Social workers ‘powerless’ to intervene in suspected neglect cases

Half of social workers feel powerless to intervene in suspected cases of child neglect, according to latest research.

The Action for Children survey of the public, police and professionals working across health, social care and education found widespread concern that the thresholds for intervention were being set too high.

Of those social workers polled, 42 per cent felt thresholds where too high. In addition, 52 per cent said they struggle to intervene even when thresholds are met because of a lack of resources. More than 4,000 people took part in the survey.

The situation has got worse since 2009 when a third of social workers felt powerless to intervene. During this latest survey 51 per cent of social workers and 36 per cent of police officers said they felt powerless to intervene in neglect cases.

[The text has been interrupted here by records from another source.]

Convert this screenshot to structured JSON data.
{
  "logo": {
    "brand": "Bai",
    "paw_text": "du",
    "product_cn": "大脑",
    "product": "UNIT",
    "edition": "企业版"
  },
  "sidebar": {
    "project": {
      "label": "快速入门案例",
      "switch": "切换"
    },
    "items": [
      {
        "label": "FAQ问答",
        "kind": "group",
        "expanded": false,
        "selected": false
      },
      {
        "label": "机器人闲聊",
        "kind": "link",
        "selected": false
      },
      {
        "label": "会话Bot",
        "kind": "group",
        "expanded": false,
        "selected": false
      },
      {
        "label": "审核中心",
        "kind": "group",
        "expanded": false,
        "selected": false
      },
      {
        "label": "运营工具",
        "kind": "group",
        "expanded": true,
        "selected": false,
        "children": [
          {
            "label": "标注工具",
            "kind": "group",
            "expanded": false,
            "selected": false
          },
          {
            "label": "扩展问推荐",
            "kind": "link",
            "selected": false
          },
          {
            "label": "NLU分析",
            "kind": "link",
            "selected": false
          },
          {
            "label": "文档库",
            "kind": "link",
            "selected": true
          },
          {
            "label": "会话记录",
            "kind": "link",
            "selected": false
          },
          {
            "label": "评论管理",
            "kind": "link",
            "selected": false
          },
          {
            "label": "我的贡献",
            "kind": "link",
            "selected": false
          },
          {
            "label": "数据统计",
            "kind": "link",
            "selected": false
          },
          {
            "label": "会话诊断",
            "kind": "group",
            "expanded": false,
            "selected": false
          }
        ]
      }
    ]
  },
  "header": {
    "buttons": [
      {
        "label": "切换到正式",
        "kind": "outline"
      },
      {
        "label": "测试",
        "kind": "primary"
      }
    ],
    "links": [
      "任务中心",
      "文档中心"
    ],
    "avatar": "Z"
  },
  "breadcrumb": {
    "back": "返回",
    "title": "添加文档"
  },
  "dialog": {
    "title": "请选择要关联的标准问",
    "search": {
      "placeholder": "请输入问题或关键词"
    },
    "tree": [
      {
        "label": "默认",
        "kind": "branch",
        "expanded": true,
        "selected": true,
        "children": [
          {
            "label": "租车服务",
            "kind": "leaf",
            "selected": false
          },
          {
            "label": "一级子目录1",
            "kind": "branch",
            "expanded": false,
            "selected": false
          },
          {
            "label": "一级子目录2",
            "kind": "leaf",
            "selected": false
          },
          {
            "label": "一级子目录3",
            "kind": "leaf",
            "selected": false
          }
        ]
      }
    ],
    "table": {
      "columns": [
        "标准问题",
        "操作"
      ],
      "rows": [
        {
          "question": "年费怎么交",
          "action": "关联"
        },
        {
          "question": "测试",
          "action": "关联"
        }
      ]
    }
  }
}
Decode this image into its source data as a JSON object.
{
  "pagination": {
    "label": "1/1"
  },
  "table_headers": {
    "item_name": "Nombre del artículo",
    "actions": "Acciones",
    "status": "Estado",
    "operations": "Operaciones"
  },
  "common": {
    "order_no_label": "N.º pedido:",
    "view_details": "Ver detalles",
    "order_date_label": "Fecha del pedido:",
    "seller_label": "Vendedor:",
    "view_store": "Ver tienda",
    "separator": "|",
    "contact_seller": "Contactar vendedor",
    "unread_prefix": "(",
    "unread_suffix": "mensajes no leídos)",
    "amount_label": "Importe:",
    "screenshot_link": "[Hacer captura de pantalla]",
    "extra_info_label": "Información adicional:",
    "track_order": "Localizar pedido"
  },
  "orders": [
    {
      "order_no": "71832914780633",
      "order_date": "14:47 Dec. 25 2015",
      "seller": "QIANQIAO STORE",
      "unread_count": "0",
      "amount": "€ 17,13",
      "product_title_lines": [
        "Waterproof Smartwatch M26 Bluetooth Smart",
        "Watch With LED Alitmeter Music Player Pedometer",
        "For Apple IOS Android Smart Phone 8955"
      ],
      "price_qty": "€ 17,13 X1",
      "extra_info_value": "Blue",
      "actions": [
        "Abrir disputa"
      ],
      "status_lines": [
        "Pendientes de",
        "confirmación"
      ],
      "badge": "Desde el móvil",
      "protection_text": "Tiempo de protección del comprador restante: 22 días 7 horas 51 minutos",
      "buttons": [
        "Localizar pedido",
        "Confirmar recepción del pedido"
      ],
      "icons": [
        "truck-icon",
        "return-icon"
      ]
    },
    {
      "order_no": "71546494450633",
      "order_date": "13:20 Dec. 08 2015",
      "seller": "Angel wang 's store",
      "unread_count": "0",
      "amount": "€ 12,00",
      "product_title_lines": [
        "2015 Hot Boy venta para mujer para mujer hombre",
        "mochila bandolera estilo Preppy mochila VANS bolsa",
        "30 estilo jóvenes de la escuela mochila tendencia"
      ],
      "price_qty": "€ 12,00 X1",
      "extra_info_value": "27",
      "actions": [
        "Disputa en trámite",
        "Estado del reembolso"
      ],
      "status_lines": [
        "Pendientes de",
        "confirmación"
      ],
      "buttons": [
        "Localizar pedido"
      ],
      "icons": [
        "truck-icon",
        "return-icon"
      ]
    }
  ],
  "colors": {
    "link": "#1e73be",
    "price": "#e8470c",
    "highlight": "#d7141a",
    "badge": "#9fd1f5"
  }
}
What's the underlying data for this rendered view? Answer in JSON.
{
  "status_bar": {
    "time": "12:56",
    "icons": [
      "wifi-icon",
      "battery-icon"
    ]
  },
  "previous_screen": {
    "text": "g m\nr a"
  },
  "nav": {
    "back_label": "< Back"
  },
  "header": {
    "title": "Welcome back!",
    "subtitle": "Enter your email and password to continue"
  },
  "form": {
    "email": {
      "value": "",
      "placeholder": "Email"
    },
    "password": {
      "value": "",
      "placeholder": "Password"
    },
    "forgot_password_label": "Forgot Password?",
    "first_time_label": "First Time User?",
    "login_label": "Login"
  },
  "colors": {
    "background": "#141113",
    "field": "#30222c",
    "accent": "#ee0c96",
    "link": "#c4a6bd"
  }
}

Action for Children chief executive Clare Tickell said: “All our findings point to the stark reality that neglected children and their parents are being identified, but neither the professionals nor the public feel empowered to help or intervene, particularly at the early stages.”

Action for Children is calling for government support to help councils, police and health trusts collect data about the scale of child neglect and effectiveness of their response.

Parents and the public need to be encouraged by government to report concerns about neglect. Support services for families at risk of neglect need to be more widely available, the charity said.

Professor Corinne May-Chahal, co-chair of The College of Social Work, called for intervention thresholds to be lowered.

She said: “The point at which social workers can intervene in cases of neglect is too high. This high threshold allows the challenges families face to deteriorate to the point where they need urgent help.”

Meanwhile, the British Association of Social Workers (BASW) is preparing a submission to the parliamentary education select committee on the child protection system.

Ruth Cartwright, BASW England manager, said: “Our members report that social workers are under resourced and have limited time to build relationships with parents and children, which hinders any assessment and often children are left far longer than they should be.”